*What you are asked to do*
Among the entries below, find every line that has "icon" and pull it out.

Page and application data records:
::::

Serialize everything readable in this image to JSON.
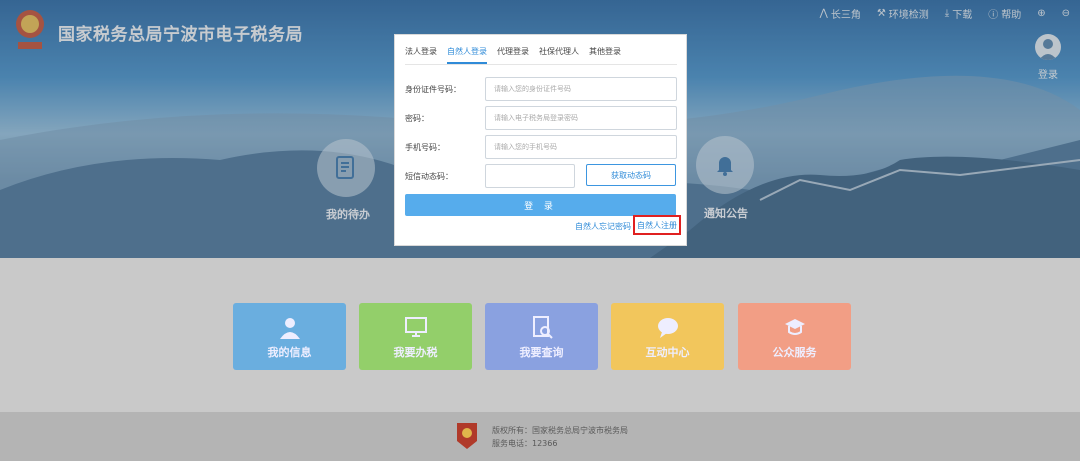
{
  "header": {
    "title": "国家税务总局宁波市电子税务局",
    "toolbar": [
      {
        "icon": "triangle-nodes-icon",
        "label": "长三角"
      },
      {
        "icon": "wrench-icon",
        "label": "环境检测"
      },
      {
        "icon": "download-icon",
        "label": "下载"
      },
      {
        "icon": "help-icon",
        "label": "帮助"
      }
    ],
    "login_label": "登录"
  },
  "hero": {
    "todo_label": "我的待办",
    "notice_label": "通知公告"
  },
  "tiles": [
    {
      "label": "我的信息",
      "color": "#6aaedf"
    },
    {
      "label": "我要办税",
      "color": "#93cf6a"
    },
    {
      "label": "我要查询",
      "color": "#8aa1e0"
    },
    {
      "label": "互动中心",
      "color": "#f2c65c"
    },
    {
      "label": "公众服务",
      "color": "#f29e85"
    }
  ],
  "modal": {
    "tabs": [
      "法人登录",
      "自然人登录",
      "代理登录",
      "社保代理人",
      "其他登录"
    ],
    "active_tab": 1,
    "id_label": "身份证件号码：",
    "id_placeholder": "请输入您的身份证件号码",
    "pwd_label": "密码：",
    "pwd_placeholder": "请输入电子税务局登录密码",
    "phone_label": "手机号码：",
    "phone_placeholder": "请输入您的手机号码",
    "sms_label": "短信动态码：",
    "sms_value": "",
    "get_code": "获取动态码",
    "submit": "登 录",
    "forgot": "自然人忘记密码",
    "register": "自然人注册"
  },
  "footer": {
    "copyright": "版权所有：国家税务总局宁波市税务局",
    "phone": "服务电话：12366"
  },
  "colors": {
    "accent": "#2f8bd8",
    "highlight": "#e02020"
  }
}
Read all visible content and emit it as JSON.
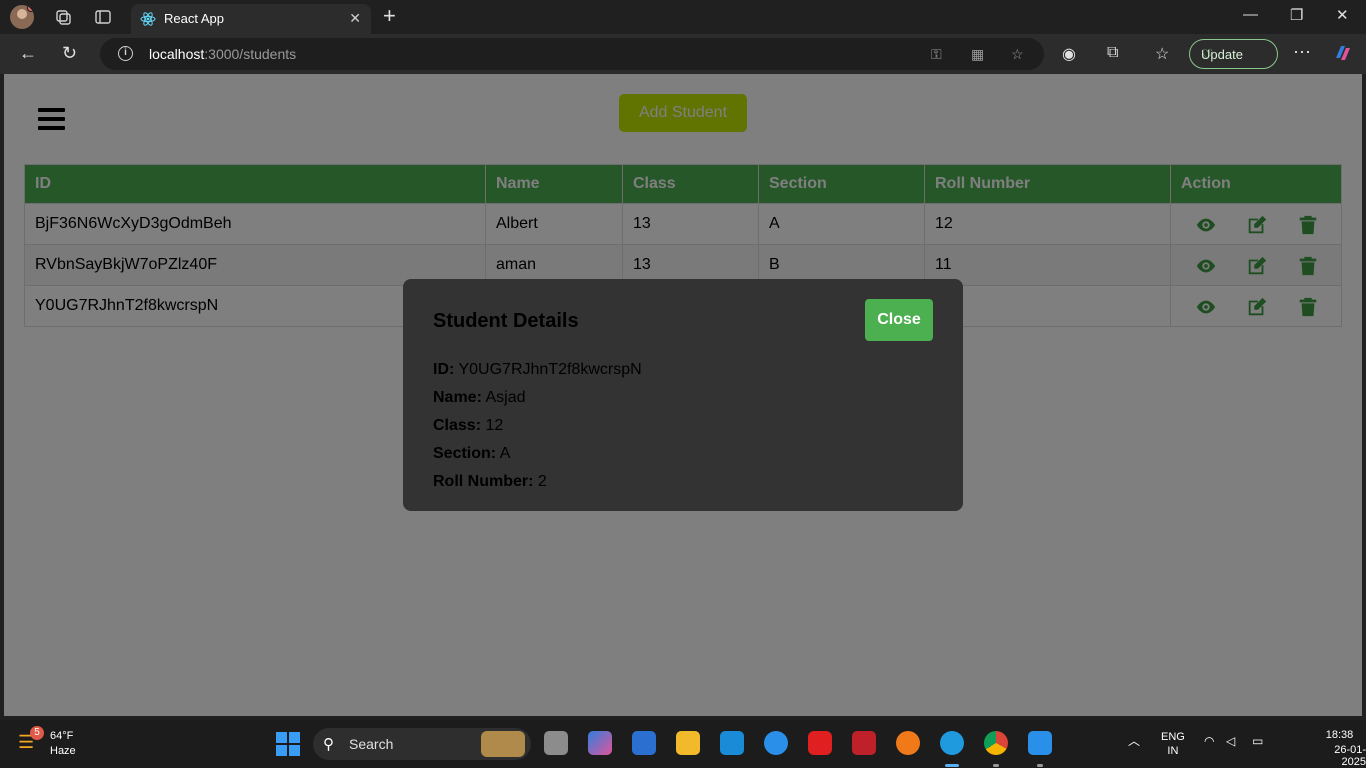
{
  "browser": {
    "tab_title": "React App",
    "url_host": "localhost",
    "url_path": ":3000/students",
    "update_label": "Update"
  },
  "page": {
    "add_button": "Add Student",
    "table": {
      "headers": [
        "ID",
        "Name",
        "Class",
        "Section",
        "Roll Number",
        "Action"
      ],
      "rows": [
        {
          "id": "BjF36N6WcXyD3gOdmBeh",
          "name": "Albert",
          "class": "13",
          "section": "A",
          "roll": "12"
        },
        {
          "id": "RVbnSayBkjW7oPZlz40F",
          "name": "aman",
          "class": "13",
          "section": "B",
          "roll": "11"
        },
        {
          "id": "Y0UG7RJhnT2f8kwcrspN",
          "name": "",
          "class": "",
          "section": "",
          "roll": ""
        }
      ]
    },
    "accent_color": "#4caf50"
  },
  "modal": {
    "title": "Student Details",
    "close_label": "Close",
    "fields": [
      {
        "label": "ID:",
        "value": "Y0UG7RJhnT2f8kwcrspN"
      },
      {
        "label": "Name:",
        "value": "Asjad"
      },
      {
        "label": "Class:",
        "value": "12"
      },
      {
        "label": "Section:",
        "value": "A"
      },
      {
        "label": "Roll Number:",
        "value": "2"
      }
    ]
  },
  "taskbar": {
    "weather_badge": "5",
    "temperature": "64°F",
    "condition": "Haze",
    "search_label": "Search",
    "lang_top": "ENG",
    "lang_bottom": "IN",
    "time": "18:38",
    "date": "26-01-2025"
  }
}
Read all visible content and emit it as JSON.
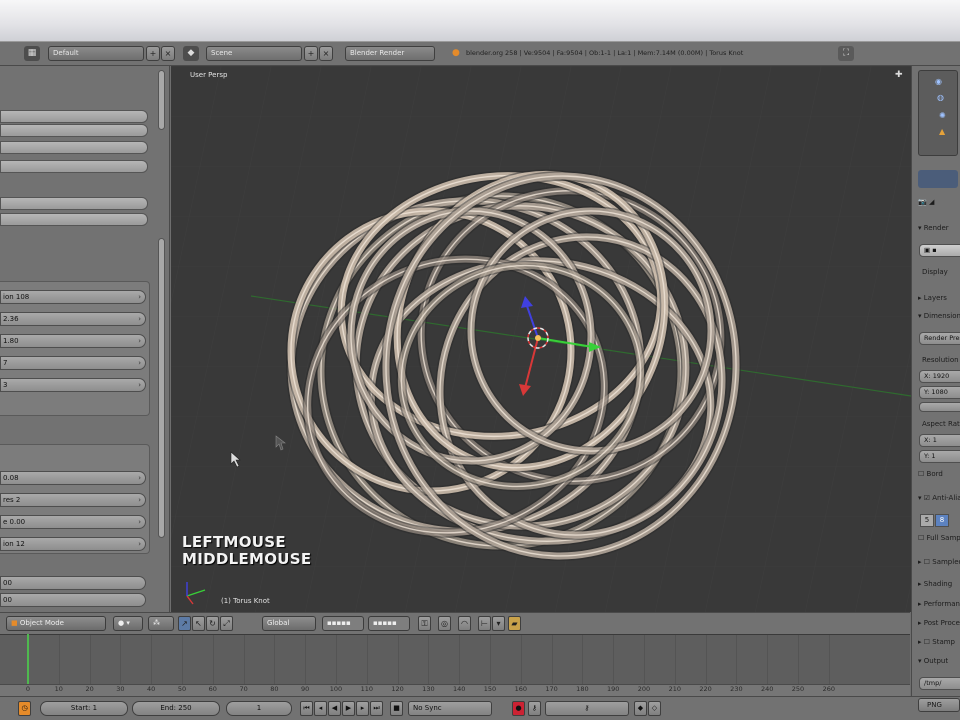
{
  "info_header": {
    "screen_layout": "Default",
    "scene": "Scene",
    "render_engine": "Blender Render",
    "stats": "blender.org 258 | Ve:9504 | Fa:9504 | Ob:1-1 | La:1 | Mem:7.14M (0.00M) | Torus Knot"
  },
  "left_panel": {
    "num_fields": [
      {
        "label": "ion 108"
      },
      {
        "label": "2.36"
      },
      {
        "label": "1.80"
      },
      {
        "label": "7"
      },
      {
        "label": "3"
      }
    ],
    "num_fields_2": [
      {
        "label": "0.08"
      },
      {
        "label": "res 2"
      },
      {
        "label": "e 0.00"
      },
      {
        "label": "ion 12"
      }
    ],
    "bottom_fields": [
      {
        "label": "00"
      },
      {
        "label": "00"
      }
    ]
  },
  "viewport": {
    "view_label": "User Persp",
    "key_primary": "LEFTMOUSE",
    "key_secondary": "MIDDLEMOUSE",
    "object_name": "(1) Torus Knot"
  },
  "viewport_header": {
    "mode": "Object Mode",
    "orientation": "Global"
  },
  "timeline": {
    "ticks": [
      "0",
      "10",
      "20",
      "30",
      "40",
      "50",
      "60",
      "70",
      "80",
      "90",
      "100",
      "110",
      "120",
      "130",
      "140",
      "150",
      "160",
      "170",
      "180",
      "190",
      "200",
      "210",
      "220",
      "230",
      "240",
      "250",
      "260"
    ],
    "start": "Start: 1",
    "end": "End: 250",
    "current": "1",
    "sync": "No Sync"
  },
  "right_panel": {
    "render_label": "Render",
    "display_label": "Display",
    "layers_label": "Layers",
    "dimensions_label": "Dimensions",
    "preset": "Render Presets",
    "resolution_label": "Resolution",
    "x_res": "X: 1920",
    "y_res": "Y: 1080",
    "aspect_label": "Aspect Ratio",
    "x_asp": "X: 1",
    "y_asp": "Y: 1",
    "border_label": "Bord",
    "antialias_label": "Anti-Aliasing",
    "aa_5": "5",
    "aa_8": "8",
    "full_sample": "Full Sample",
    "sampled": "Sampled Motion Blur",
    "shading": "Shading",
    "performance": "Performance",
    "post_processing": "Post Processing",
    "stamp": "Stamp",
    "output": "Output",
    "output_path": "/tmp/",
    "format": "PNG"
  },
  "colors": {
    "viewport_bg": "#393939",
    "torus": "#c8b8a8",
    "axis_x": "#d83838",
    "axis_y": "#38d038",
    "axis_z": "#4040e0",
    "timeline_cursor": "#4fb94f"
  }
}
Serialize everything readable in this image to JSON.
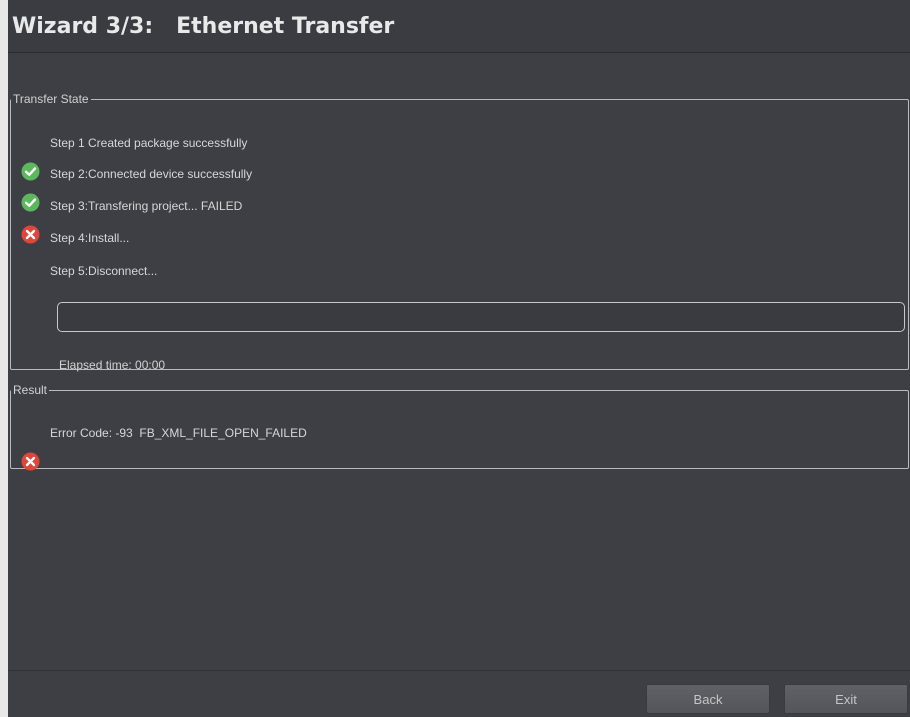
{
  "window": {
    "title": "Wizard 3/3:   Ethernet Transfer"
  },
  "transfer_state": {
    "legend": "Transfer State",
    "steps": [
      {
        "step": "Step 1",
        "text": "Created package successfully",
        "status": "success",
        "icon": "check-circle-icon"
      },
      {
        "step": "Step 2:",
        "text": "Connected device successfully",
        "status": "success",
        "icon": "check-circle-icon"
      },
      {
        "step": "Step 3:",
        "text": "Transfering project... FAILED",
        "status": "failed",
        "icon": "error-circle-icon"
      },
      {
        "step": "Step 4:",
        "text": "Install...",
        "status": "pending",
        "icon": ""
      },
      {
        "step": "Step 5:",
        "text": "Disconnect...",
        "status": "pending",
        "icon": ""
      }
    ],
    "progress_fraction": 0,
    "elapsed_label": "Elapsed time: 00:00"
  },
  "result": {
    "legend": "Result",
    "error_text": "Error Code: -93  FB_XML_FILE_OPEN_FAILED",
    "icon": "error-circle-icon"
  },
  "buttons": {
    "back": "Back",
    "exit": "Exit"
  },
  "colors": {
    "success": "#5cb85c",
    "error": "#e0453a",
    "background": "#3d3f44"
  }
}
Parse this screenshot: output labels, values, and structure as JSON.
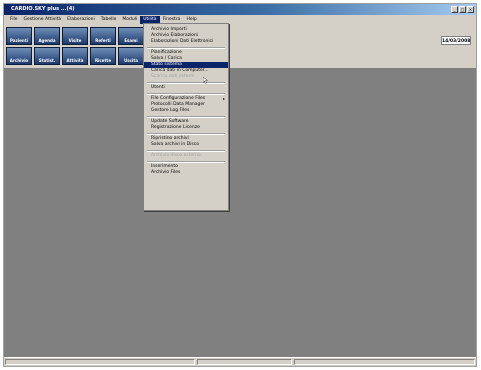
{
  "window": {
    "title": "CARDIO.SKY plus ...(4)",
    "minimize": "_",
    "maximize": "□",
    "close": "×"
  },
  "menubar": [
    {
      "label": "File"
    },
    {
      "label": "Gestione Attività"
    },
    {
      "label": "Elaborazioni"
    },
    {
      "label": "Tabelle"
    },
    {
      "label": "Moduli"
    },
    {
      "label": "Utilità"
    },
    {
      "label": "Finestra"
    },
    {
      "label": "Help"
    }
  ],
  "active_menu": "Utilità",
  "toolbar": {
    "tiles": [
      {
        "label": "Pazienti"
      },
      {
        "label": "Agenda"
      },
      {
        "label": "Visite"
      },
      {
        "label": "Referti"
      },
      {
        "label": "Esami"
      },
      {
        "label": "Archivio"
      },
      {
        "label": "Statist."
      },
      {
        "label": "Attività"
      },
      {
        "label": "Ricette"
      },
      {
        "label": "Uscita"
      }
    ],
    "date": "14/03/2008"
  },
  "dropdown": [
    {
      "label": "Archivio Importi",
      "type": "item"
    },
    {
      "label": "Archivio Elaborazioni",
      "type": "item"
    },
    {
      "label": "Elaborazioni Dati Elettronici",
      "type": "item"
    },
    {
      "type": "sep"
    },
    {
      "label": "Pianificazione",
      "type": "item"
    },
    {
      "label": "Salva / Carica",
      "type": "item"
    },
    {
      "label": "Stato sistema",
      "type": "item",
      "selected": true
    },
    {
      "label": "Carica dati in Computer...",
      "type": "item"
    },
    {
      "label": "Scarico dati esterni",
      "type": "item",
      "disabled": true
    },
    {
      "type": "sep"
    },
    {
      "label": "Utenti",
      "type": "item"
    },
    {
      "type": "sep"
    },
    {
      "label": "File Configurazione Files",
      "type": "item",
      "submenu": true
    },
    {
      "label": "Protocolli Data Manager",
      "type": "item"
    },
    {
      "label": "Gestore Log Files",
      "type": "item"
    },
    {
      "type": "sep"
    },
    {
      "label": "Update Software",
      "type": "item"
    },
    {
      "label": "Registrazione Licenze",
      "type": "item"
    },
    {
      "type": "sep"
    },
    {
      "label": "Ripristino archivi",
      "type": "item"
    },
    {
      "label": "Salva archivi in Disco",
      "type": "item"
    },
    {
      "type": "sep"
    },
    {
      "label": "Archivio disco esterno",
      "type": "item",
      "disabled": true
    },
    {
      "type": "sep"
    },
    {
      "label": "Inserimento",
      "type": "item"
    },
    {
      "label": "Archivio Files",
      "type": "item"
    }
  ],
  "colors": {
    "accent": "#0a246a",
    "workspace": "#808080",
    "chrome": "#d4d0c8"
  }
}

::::

*Result of this task*
        "icon": "triangle-nodes-icon",
        "icon": "wrench-icon",
        "icon": "download-icon",
        "icon": "help-icon",
        "icon": "check-circle-icon"
        "icon": "check-circle-icon"
        "icon": "error-circle-icon"
        "icon": ""
        "icon": ""
    "icon": "error-circle-icon"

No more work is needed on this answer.